*** Opening GIVEN INFORMATION ***

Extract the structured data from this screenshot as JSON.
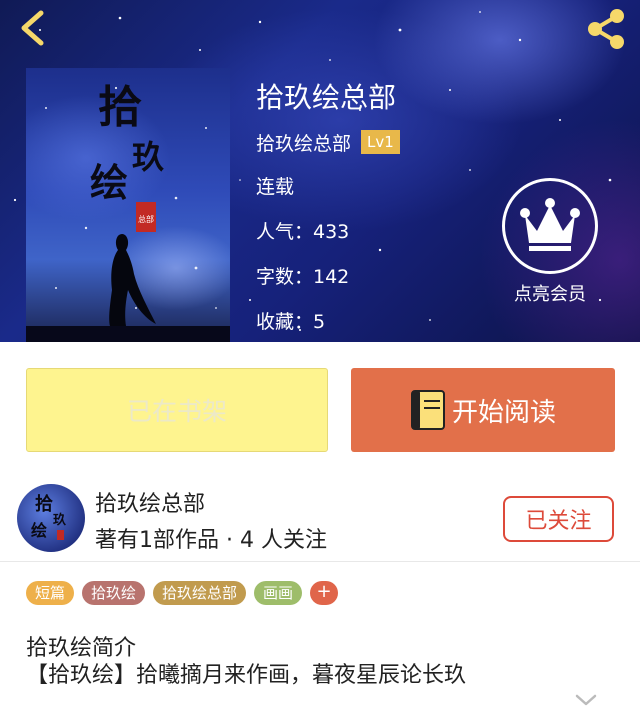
{
  "book": {
    "title": "拾玖绘总部",
    "author": "拾玖绘总部",
    "level_badge": "Lv1",
    "status": "连载",
    "popularity": "人气：433",
    "word_count": "字数：142",
    "favorites": "收藏：5",
    "cover_calligraphy": [
      "拾",
      "玖",
      "绘"
    ],
    "cover_seal": "总部"
  },
  "vip": {
    "label": "点亮会员"
  },
  "actions": {
    "shelf_label": "已在书架",
    "read_label": "开始阅读"
  },
  "author_card": {
    "name": "拾玖绘总部",
    "stats": "著有1部作品 · 4 人关注",
    "follow_label": "已关注",
    "avatar_text": [
      "拾",
      "玖",
      "绘"
    ]
  },
  "tags": {
    "items": [
      {
        "label": "短篇",
        "color": "#eeb04a"
      },
      {
        "label": "拾玖绘",
        "color": "#b8736e"
      },
      {
        "label": "拾玖绘总部",
        "color": "#c19b4e"
      },
      {
        "label": "画画",
        "color": "#9ebd6a"
      }
    ],
    "add_label": "+",
    "add_color": "#e0654a"
  },
  "intro": {
    "title": "拾玖绘简介",
    "text": "【拾玖绘】拾曦摘月来作画，暮夜星辰论长玖"
  },
  "colors": {
    "accent_orange": "#e2704a",
    "shelf_yellow": "#fef48f",
    "follow_red": "#dd4a3a",
    "badge_gold": "#e8b84a",
    "header_blue": "#16217a"
  },
  "icons": {
    "back": "chevron-left-icon",
    "share": "share-icon",
    "vip": "crown-icon",
    "book": "book-icon",
    "expand": "chevron-down-icon"
  }
}
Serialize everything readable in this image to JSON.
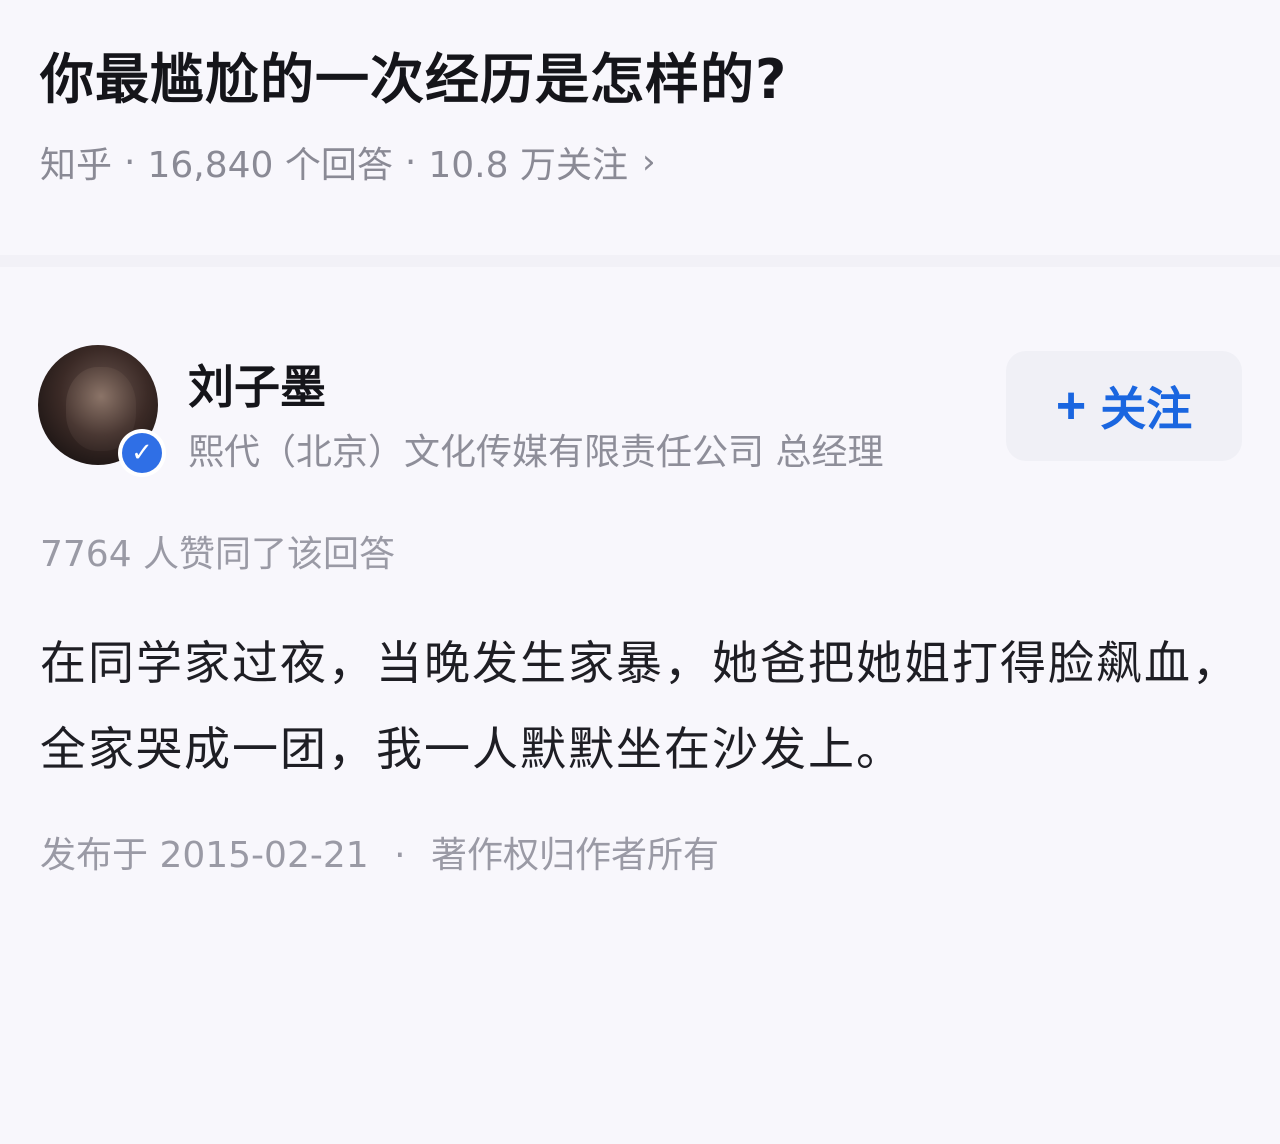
{
  "question": {
    "title": "你最尴尬的一次经历是怎样的?",
    "source": "知乎",
    "answers_count": "16,840 个回答",
    "followers": "10.8 万关注"
  },
  "author": {
    "name": "刘子墨",
    "description": "熙代（北京）文化传媒有限责任公司 总经理",
    "follow_label": "关注",
    "avatar_icon": "avatar-photo",
    "verified_icon": "verified-check-icon"
  },
  "answer": {
    "votes_text": "7764 人赞同了该回答",
    "content": "在同学家过夜，当晚发生家暴，她爸把她姐打得脸飙血，全家哭成一团，我一人默默坐在沙发上。",
    "published": "发布于 2015-02-21",
    "copyright": "著作权归作者所有"
  },
  "colors": {
    "accent": "#1a66e0",
    "badge": "#2f6fe6",
    "background": "#f8f7fc",
    "muted_text": "#8e8e99"
  }
}
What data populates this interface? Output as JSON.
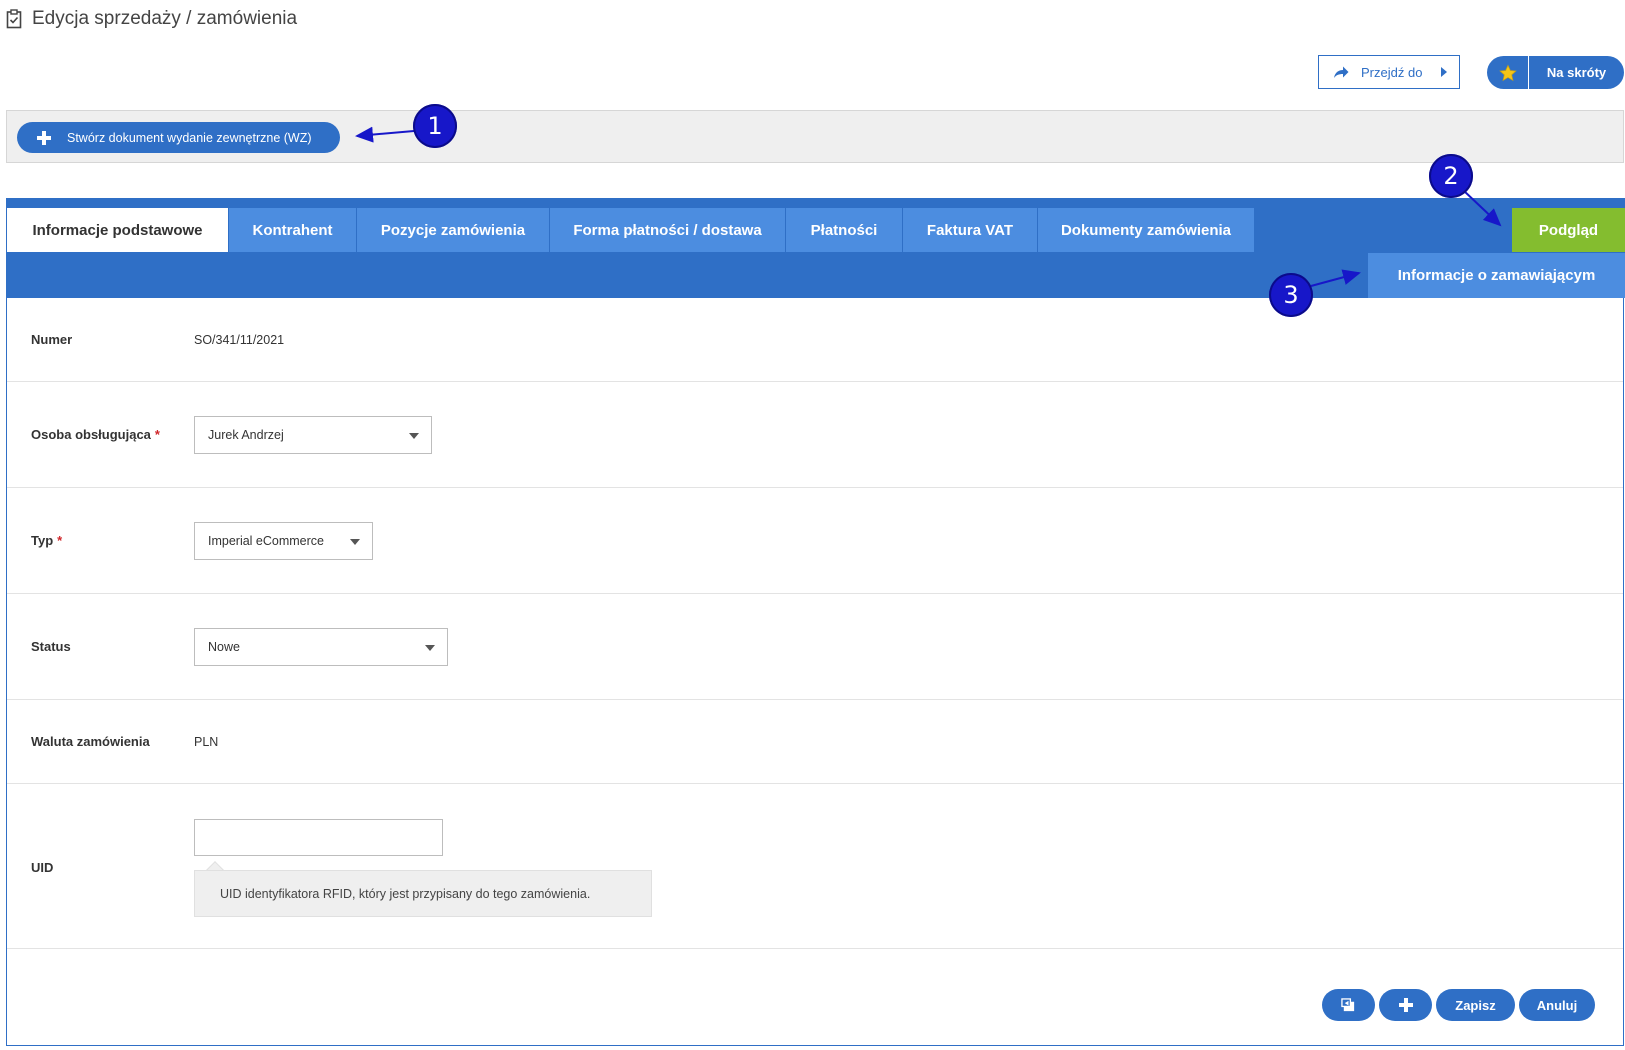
{
  "header": {
    "title": "Edycja sprzedaży / zamówienia",
    "goto_label": "Przejdź do",
    "shortcuts_label": "Na skróty"
  },
  "action_bar": {
    "create_wz_label": "Stwórz dokument wydanie zewnętrzne (WZ)"
  },
  "tabs": [
    {
      "label": "Informacje podstawowe",
      "active": true
    },
    {
      "label": "Kontrahent",
      "active": false
    },
    {
      "label": "Pozycje zamówienia",
      "active": false
    },
    {
      "label": "Forma płatności / dostawa",
      "active": false
    },
    {
      "label": "Płatności",
      "active": false
    },
    {
      "label": "Faktura VAT",
      "active": false
    },
    {
      "label": "Dokumenty zamówienia",
      "active": false
    }
  ],
  "preview_label": "Podgląd",
  "subtab_label": "Informacje o zamawiającym",
  "form": {
    "numer": {
      "label": "Numer",
      "value": "SO/341/11/2021"
    },
    "osoba": {
      "label": "Osoba obsługująca",
      "required_mark": "*",
      "value": "Jurek Andrzej"
    },
    "typ": {
      "label": "Typ",
      "required_mark": "*",
      "value": "Imperial eCommerce"
    },
    "status": {
      "label": "Status",
      "value": "Nowe"
    },
    "waluta": {
      "label": "Waluta zamówienia",
      "value": "PLN"
    },
    "uid": {
      "label": "UID",
      "value": "",
      "hint": "UID identyfikatora RFID, który jest przypisany do tego zamówienia."
    }
  },
  "footer_buttons": {
    "save_label": "Zapisz",
    "cancel_label": "Anuluj"
  },
  "callouts": [
    "1",
    "2",
    "3"
  ],
  "colors": {
    "primary": "#2f6fc6",
    "tab": "#4c8de0",
    "preview": "#84bd2f",
    "callout": "#1717c9",
    "required": "#d0262a"
  }
}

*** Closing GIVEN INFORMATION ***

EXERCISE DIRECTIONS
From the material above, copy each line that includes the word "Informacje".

TASK RESULT
      "label": "Informacje podstawowe",
  "subtab_label": "Informacje o zamawiającym",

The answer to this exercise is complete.